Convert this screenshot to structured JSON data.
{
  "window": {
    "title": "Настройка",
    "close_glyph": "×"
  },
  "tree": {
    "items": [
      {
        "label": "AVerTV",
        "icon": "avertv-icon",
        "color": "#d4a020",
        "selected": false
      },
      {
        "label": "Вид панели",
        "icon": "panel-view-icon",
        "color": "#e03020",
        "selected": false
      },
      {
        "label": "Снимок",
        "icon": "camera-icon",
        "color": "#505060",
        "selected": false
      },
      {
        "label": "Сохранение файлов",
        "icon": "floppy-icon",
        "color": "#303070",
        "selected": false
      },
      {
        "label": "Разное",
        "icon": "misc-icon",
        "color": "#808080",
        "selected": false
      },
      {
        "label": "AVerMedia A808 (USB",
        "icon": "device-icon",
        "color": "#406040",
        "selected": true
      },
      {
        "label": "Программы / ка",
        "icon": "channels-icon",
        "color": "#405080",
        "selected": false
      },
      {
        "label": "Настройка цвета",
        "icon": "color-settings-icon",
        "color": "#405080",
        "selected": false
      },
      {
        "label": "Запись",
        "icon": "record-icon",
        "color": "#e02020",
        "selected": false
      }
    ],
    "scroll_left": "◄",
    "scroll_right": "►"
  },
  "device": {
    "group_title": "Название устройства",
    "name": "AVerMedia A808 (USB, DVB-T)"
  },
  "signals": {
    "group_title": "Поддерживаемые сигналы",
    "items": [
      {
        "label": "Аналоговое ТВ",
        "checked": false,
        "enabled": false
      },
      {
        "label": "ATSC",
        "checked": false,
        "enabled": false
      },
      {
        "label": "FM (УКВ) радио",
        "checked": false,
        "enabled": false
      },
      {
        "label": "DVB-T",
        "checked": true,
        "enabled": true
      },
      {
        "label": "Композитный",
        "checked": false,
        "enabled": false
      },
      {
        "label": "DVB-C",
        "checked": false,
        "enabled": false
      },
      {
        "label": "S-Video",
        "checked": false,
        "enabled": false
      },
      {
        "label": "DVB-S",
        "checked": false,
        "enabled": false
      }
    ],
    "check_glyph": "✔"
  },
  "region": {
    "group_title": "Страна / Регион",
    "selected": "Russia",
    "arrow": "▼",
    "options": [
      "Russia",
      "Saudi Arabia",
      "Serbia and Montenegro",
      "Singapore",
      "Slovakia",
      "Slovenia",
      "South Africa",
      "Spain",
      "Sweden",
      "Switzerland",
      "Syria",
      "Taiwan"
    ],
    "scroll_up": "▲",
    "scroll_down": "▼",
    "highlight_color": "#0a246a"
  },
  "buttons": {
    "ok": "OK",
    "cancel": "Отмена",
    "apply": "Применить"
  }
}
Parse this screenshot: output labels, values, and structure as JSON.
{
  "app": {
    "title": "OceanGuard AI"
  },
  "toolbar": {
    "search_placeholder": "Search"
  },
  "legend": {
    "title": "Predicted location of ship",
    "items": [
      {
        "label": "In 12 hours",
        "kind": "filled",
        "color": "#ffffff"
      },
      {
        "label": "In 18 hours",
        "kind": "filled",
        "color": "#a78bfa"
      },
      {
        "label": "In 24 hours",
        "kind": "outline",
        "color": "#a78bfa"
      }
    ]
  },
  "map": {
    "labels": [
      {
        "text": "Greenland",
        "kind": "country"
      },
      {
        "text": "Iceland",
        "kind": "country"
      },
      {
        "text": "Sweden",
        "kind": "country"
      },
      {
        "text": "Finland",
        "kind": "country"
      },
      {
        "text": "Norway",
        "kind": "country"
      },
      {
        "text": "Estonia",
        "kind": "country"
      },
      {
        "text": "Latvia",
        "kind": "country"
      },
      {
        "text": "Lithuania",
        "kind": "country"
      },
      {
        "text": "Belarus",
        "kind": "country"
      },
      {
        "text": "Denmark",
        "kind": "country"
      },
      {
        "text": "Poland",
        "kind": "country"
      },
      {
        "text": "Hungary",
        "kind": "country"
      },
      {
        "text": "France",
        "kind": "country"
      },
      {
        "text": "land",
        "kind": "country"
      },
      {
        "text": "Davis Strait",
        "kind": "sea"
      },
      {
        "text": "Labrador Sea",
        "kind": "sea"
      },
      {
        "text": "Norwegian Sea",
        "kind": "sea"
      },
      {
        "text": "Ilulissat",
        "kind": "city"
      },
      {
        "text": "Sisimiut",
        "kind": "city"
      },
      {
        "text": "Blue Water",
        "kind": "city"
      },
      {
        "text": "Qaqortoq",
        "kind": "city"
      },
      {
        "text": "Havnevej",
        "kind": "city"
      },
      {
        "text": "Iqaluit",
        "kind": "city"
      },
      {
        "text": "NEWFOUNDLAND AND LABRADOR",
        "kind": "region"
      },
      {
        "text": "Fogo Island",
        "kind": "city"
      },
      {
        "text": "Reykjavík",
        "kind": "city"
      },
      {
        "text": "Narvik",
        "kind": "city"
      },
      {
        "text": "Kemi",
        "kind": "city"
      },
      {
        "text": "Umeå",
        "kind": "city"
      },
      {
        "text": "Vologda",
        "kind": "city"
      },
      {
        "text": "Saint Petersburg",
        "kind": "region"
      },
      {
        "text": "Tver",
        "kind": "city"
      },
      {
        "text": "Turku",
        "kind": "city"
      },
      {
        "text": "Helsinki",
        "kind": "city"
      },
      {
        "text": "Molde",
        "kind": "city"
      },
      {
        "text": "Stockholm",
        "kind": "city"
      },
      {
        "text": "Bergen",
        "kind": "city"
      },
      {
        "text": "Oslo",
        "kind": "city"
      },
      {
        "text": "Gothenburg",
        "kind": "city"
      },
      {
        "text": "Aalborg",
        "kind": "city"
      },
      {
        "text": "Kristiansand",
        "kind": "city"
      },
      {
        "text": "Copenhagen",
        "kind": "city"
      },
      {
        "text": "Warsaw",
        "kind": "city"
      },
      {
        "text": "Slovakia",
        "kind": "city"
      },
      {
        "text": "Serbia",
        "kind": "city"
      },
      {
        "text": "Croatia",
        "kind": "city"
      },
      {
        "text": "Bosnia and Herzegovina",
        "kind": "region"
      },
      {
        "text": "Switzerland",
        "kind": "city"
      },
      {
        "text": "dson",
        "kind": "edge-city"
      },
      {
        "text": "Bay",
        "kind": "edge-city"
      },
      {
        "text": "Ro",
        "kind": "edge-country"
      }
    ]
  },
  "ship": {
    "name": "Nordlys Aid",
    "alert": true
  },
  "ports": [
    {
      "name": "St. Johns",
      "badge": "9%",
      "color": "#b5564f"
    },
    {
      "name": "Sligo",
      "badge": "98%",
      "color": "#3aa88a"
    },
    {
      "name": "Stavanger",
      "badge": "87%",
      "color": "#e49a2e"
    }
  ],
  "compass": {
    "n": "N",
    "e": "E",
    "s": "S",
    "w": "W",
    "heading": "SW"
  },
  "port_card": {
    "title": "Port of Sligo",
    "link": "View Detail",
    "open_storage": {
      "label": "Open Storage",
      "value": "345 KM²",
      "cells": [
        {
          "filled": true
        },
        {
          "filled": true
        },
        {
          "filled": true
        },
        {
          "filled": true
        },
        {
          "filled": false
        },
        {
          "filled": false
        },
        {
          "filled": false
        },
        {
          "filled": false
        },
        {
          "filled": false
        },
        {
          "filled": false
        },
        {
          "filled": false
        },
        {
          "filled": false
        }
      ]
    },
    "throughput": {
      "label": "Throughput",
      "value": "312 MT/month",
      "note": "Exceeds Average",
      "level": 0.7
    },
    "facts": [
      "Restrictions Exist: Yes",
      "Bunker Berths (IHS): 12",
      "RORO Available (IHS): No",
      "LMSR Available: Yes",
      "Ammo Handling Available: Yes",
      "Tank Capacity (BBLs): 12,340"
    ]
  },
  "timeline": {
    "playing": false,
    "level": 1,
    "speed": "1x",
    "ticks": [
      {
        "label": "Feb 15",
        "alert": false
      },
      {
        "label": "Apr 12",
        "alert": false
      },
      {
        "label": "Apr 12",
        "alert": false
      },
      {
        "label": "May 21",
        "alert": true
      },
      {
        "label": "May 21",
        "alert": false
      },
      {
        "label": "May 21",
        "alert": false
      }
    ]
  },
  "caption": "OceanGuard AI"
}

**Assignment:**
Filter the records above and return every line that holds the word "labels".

**Response to this task:**
Parse this screenshot: output labels, values, and structure as JSON.
    "labels": [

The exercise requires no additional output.